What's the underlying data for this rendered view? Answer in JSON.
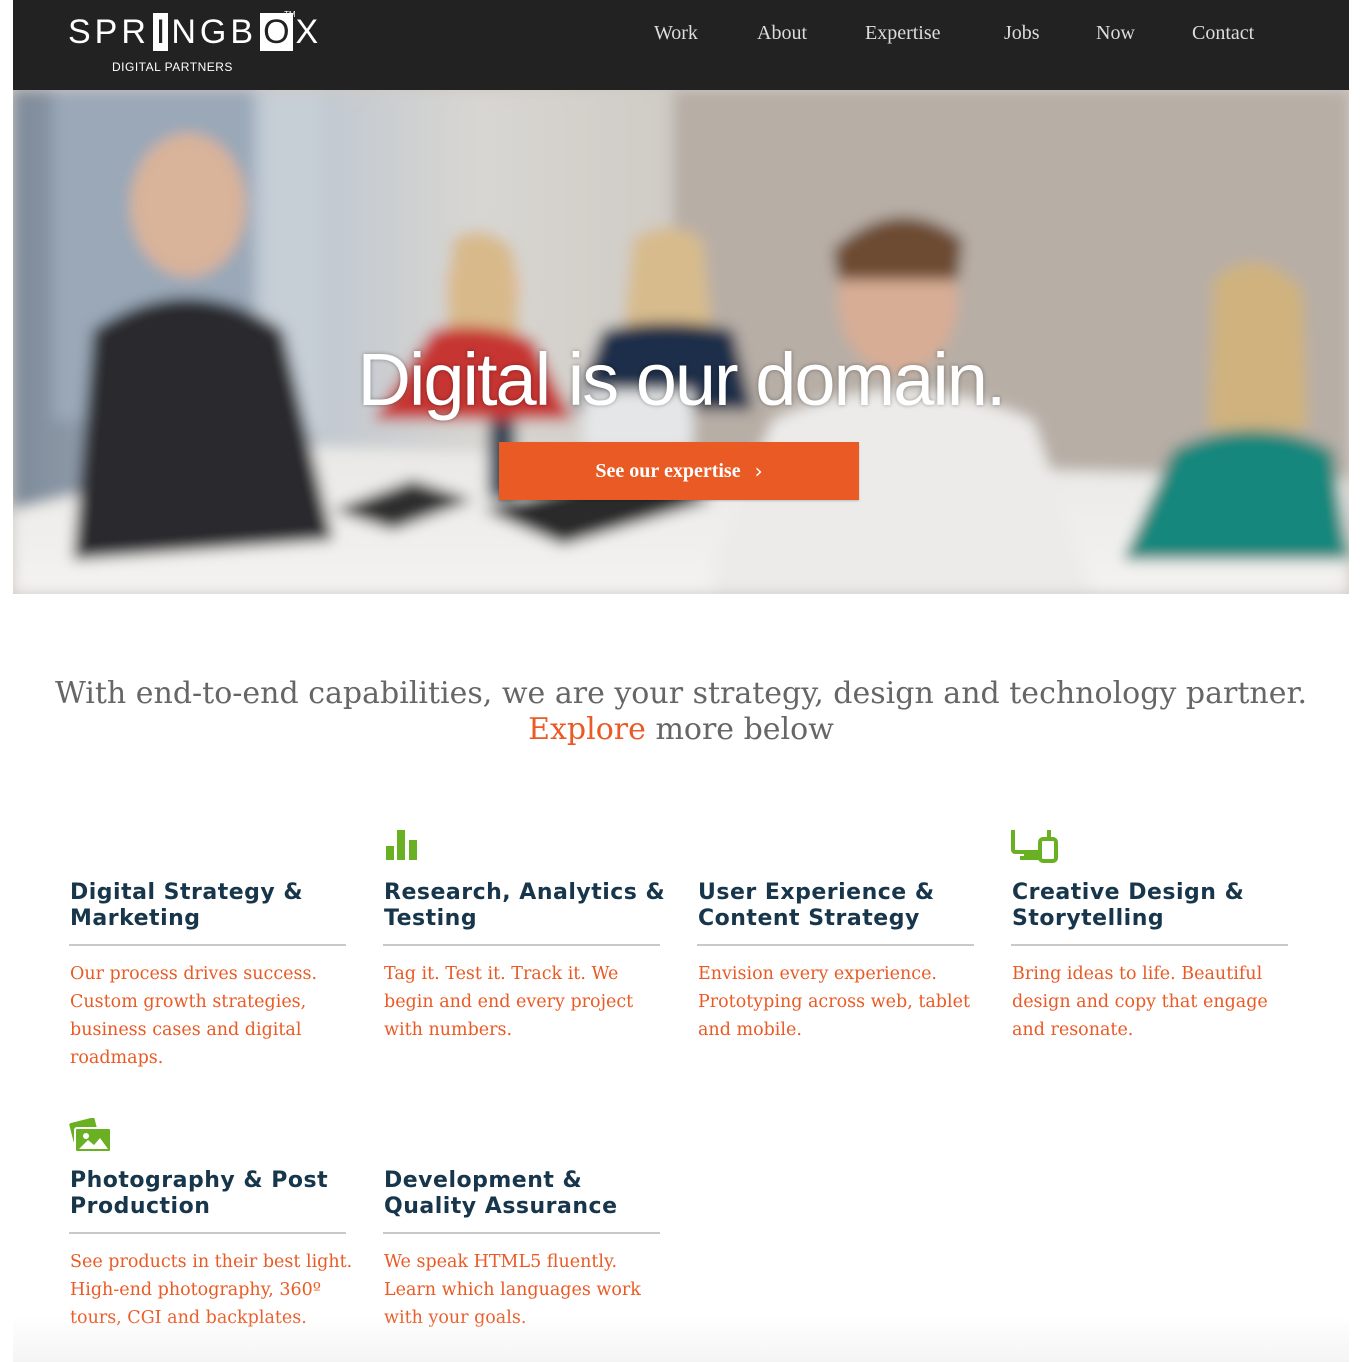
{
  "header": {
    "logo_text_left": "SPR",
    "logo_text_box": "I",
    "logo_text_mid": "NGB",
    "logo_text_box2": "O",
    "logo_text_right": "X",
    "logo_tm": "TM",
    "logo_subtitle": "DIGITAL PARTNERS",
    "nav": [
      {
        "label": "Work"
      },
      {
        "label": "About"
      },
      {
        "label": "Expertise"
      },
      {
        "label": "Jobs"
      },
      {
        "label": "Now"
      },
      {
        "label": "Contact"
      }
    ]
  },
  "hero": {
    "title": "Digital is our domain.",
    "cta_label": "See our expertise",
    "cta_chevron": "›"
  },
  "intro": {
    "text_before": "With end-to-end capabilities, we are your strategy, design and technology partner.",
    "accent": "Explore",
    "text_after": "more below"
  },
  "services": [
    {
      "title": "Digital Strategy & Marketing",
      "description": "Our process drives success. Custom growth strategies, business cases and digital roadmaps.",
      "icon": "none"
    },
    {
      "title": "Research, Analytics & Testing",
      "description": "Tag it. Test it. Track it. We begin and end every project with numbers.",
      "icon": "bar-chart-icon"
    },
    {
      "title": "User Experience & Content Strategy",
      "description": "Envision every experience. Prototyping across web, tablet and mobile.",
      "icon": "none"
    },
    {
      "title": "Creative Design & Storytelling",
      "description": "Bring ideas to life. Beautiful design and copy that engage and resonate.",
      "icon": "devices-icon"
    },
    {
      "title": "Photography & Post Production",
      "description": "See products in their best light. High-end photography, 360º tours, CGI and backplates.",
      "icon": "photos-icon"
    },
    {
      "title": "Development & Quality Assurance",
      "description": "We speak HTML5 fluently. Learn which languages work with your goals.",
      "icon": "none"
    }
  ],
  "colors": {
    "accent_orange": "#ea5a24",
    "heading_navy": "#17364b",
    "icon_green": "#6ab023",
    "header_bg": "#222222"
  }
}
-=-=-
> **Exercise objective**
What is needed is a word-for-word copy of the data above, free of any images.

> **Final answer**
What's the underlying data for this rendered view? Answer in JSON.
{
  "header": {
    "logo_text_left": "SPR",
    "logo_text_box": "I",
    "logo_text_mid": "NGB",
    "logo_text_box2": "O",
    "logo_text_right": "X",
    "logo_tm": "TM",
    "logo_subtitle": "DIGITAL PARTNERS",
    "nav": [
      {
        "label": "Work"
      },
      {
        "label": "About"
      },
      {
        "label": "Expertise"
      },
      {
        "label": "Jobs"
      },
      {
        "label": "Now"
      },
      {
        "label": "Contact"
      }
    ]
  },
  "hero": {
    "title": "Digital is our domain.",
    "cta_label": "See our expertise",
    "cta_chevron": "›"
  },
  "intro": {
    "text_before": "With end-to-end capabilities, we are your strategy, design and technology partner.",
    "accent": "Explore",
    "text_after": "more below"
  },
  "services": [
    {
      "title": "Digital Strategy & Marketing",
      "description": "Our process drives success. Custom growth strategies, business cases and digital roadmaps.",
      "icon": "none"
    },
    {
      "title": "Research, Analytics & Testing",
      "description": "Tag it. Test it. Track it. We begin and end every project with numbers.",
      "icon": "bar-chart-icon"
    },
    {
      "title": "User Experience & Content Strategy",
      "description": "Envision every experience. Prototyping across web, tablet and mobile.",
      "icon": "none"
    },
    {
      "title": "Creative Design & Storytelling",
      "description": "Bring ideas to life. Beautiful design and copy that engage and resonate.",
      "icon": "devices-icon"
    },
    {
      "title": "Photography & Post Production",
      "description": "See products in their best light. High-end photography, 360º tours, CGI and backplates.",
      "icon": "photos-icon"
    },
    {
      "title": "Development & Quality Assurance",
      "description": "We speak HTML5 fluently. Learn which languages work with your goals.",
      "icon": "none"
    }
  ],
  "colors": {
    "accent_orange": "#ea5a24",
    "heading_navy": "#17364b",
    "icon_green": "#6ab023",
    "header_bg": "#222222"
  }
}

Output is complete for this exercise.